Craftsmanship
My Style or Your Style -- In ordering a custom knife, you can pick from the many patterns available or supply one of your choosing. All Bear Bone knives are handcrafted by Rick Smith from start to finish. Every Bear Bone custom knife is photographed and documented to insure authenticity and collector value. Note: As a bladesmith I do not replicate specific patterns attributed to other contemporary knifemakers, however I can create a similar pattern that will resemble a particular style.
Rick Shop
Specializing in Authentic Period Knife Styles -- One of my specialties involves crafting authentic period style knives for Cowboy Action Shooters, Old West collectors and 1800 reenactment groups---including Mountain Men. I can make these knives from the same materials that were available during those eras. This includes following classic knife designs and patterns that are historically correct for the era. I can also adapt these classic designs to today's finest metals and materials. In every case, I construct these knives in the same fashion as the historical bladesmiths did, entirely by hand.
 

Metals Used in Bear Bone Knives -- I have devoted much energy and effort into researching and developing the best way to hand craft quality fixed blade knives. In doing so, I have developed specific grinding techniques and selected high quality steel alloys from which to fabricate my custom knives.

ATS 34 -- This is one of the highest grades of stainless steel commercially manufactured in the world today. It is a double vacuum melted alloy that has an advantage in both toughness and hardness over the popular 440-C stainless. 154 CM is also a good choice in the stainless category as is the long standing 440-C.
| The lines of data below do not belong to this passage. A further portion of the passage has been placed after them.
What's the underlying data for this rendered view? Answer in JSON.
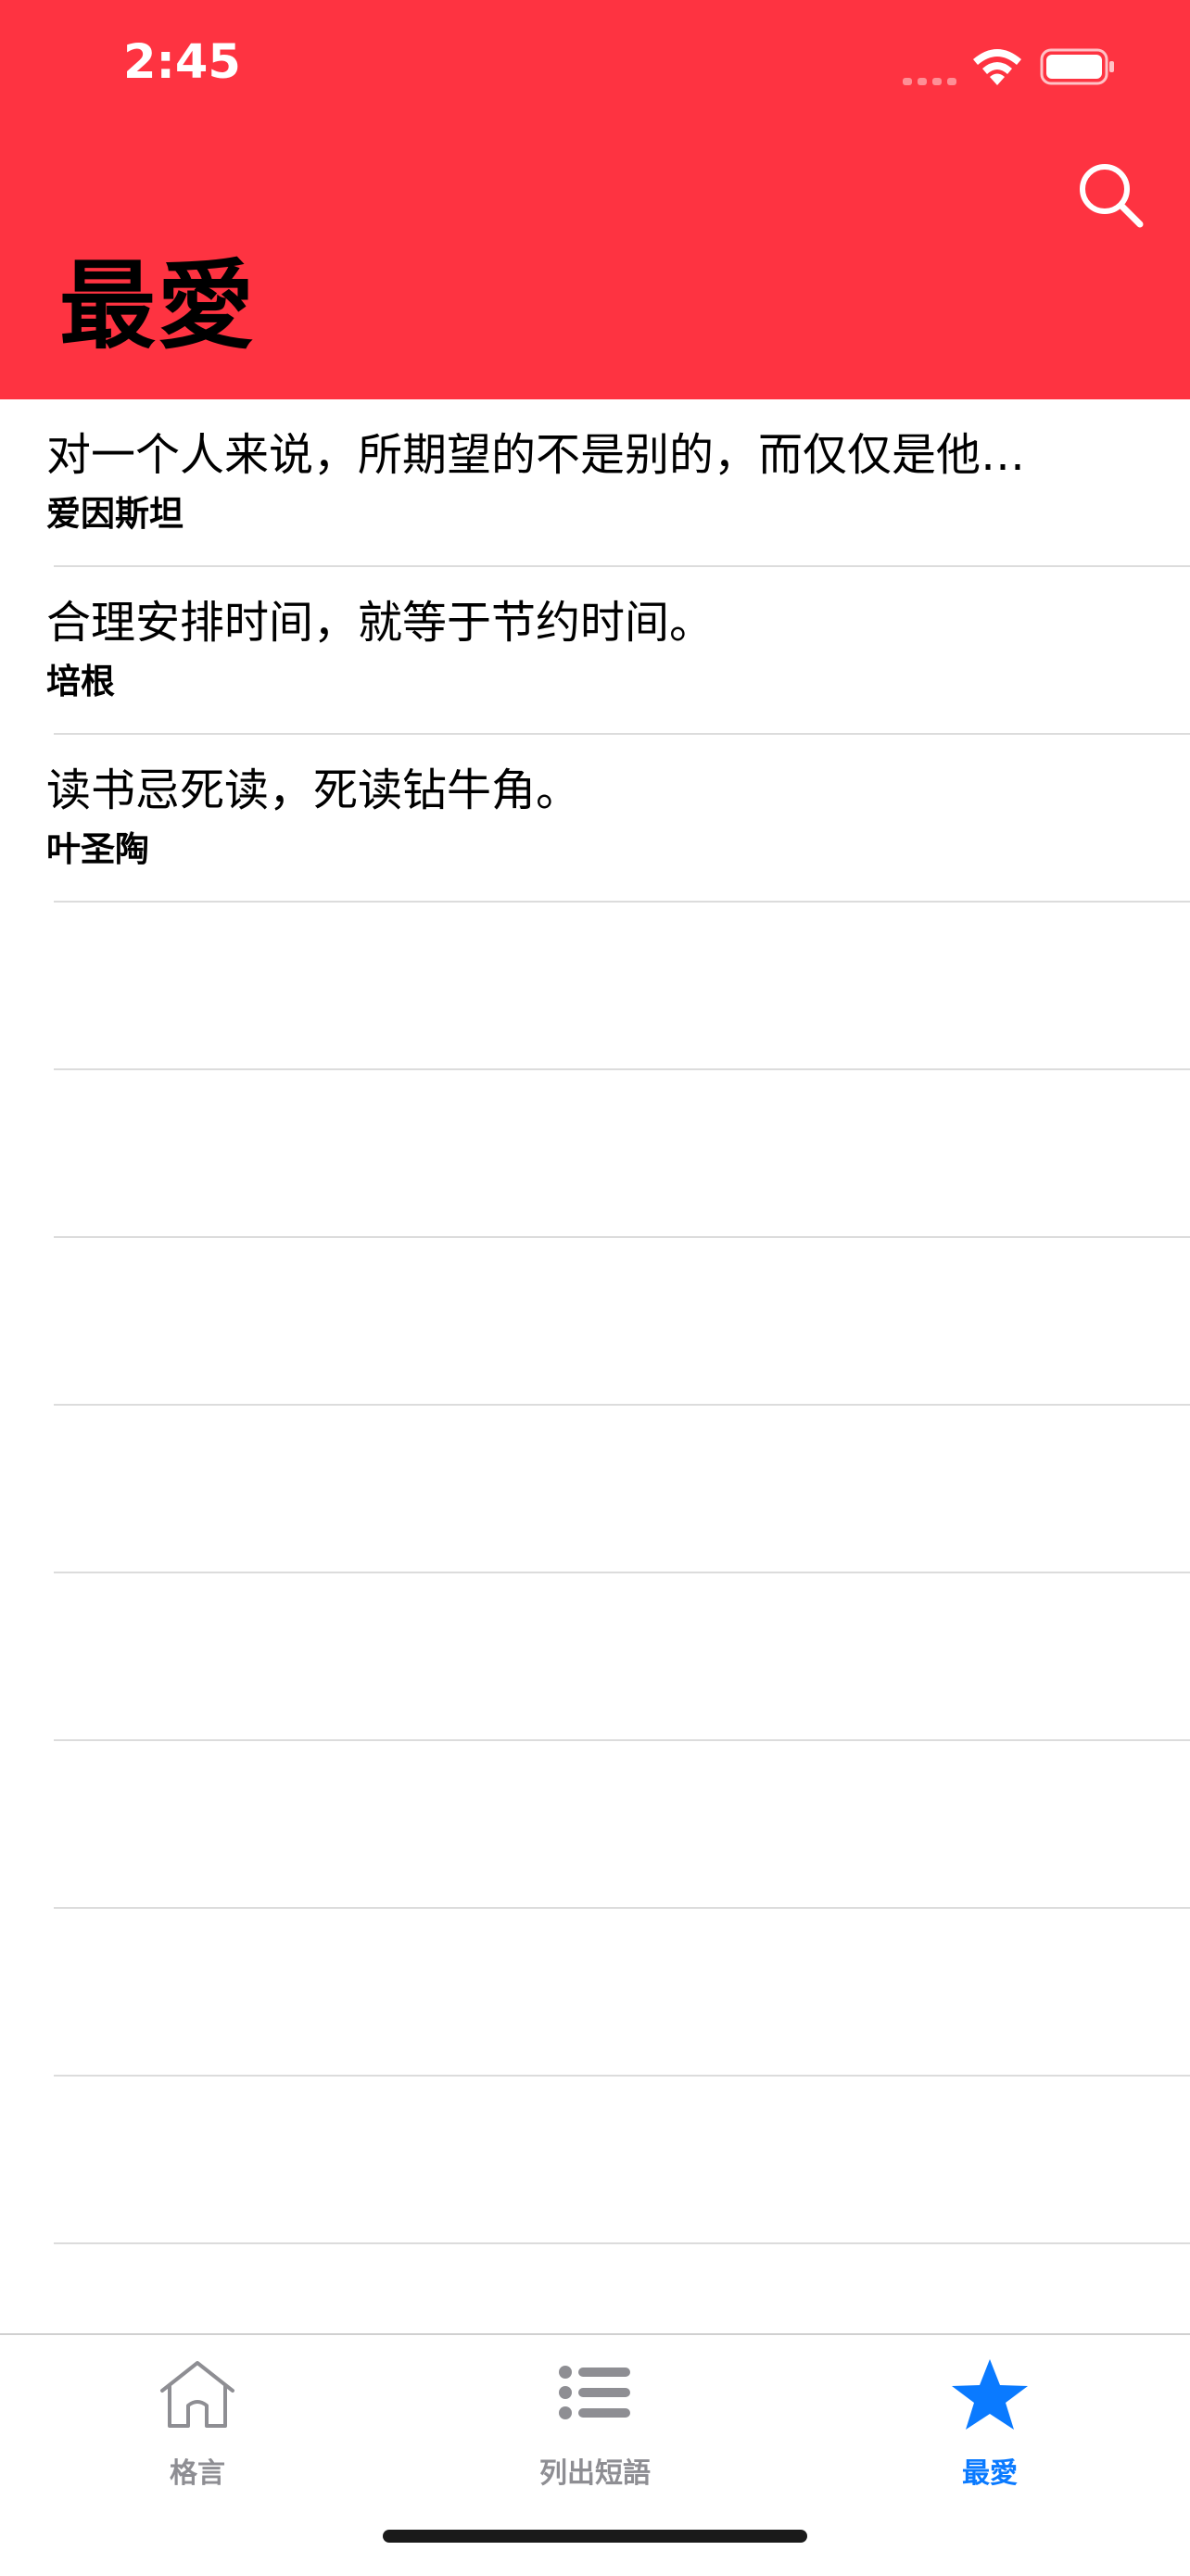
{
  "status_bar": {
    "time": "2:45"
  },
  "nav": {
    "title": "最愛"
  },
  "favorites": [
    {
      "quote": "对一个人来说，所期望的不是别的，而仅仅是他…",
      "author": "爱因斯坦"
    },
    {
      "quote": "合理安排时间，就等于节约时间。",
      "author": "培根"
    },
    {
      "quote": "读书忌死读，死读钻牛角。",
      "author": "叶圣陶"
    }
  ],
  "tabs": [
    {
      "label": "格言",
      "icon": "house-icon",
      "active": false
    },
    {
      "label": "列出短語",
      "icon": "list-icon",
      "active": false
    },
    {
      "label": "最愛",
      "icon": "star-icon",
      "active": true
    }
  ],
  "colors": {
    "header": "#fe3341",
    "accent": "#0a7aff",
    "inactive": "#8e8e93"
  }
}
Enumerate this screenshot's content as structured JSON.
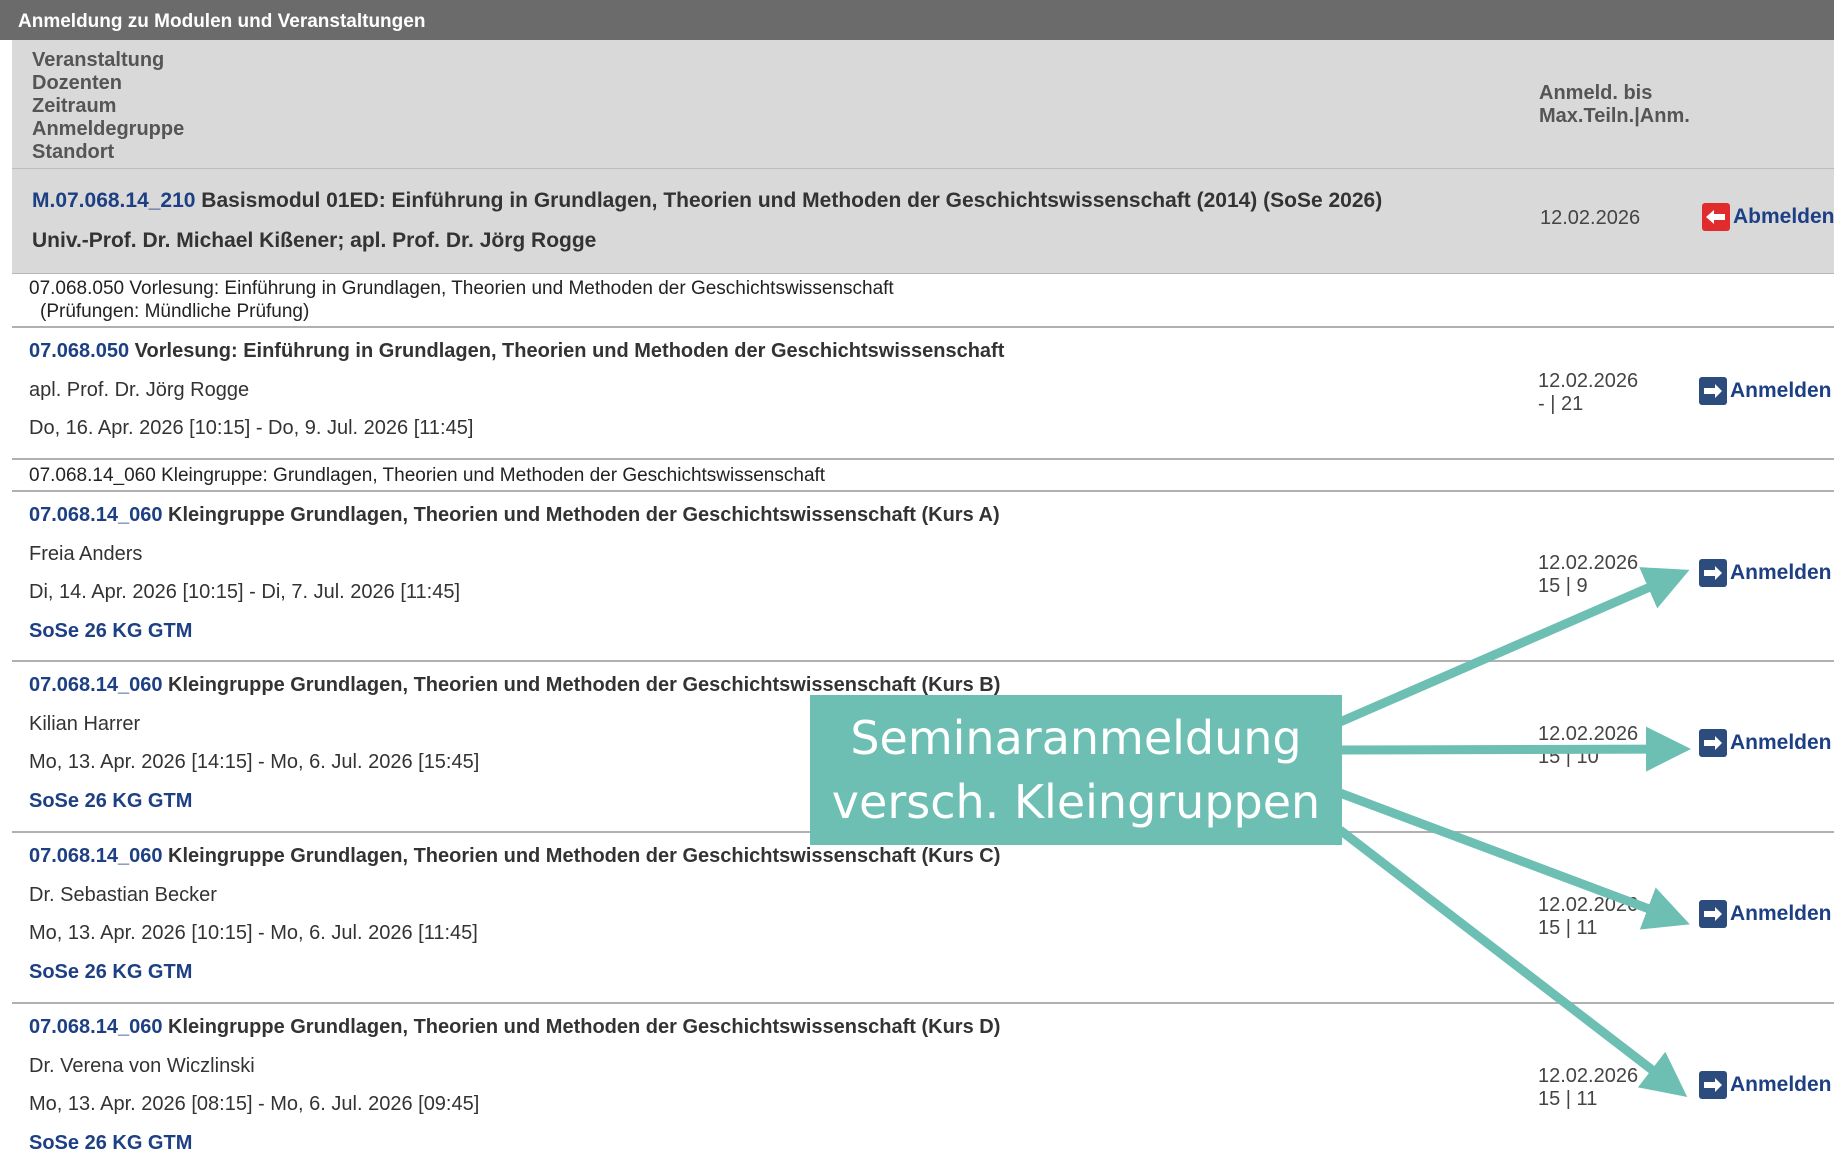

"01" Tool Steel -- This is my favorite high-carbon steel. When differentially heat treated and properly tempered it can achieve unsurpassed edge hardness. O1 steel has many excellent qualities. Critics of 01 quickly point out that it is not rust resistant. However, given the proper care, 01 steel will last a life time and develop the much desired "aged patina" look so favored by Cowboy Action Shooters, Civil War re-enactors and Mountain Men. Based on demand, I have used 01 high-carbon steel more than any other steel alloy to date. I have also used other high quality carbon steels such as 1095, 1084, 5160, 15N20 and L-6.

Damascus Carbon Steel -- When properly forged and tempered, Damascus steel rivals many other steel alloys. Most people who favor Damascus are enamored with the multi-layer etched pattern these knives display. When done in an "old world" pattern, Damascus knives are both elegant and functional. Of course, you will pay more for a fine crafted Damascus blade. In forging a pattern welded Damascus knife, combinations of the following carbon steels are utilized: 1084 and L-6, 1084 and 15N20, or 5160 and 1095. Occasionally nickel is added to the mix also.

Flat Grind, rather than Hollow Grind -- I prefer to flat grind most blades, even though this requires more effort. Tests have proven that a properly flat ground, single-edge blade is tougher, stronger and has better overall cutting capability than most hollow ground blades. It's strength comes from the fact that a flat ground blade has more mass supporting the edge. Because hollow ground blades have a thinner, weaker edge, they should not be used for tough chores. To do so will only increase the chances of tweaking or cracking the blade edge. However, if customer desires a hollow ground blade ---so goes the knife maker. The hollow grind does have it's place especially among the contemporary, small hunter, knife patterns.

Convex Grinds -- Many of the top knife cutting competitors prefer a slight convex grind that is very near to a flat grind. The convex blade geometry seems to work better in today's cutting contests.Ican do a slight convex grind if the customer so desires and the extra cost is minimal.

Guards, Tangs and Handles --

In crafting a custom knife, I always solder the knife guard to the tang, unless material or special knifedesign dictates otherwise. It is very important that the guard not come loose with use. When this happens. it usually leads to the demise of the entire knife. For guard material, I use steel, brass, nickel-silver, copper, and other high-grade metals. Another quality consideration involves knife handles. I personally select the best suitable materials available in today's market---from a host of exotic woods, sambar stag, horn, fossilized mastodon ivory, bone, micarta, etc. More importantly, on most models, I pin and epoxy the handles to the knife for durability.

Choice of Finishes -- Bear Bone blades can bemirror polished, patina finished, or satin finished based on preference or use. There is no extra charge for satin finished blades.

Rick Smith,
WBA Mastersmith
Bear Bone Knives


Solid to the Bone and Guaranteed for Life!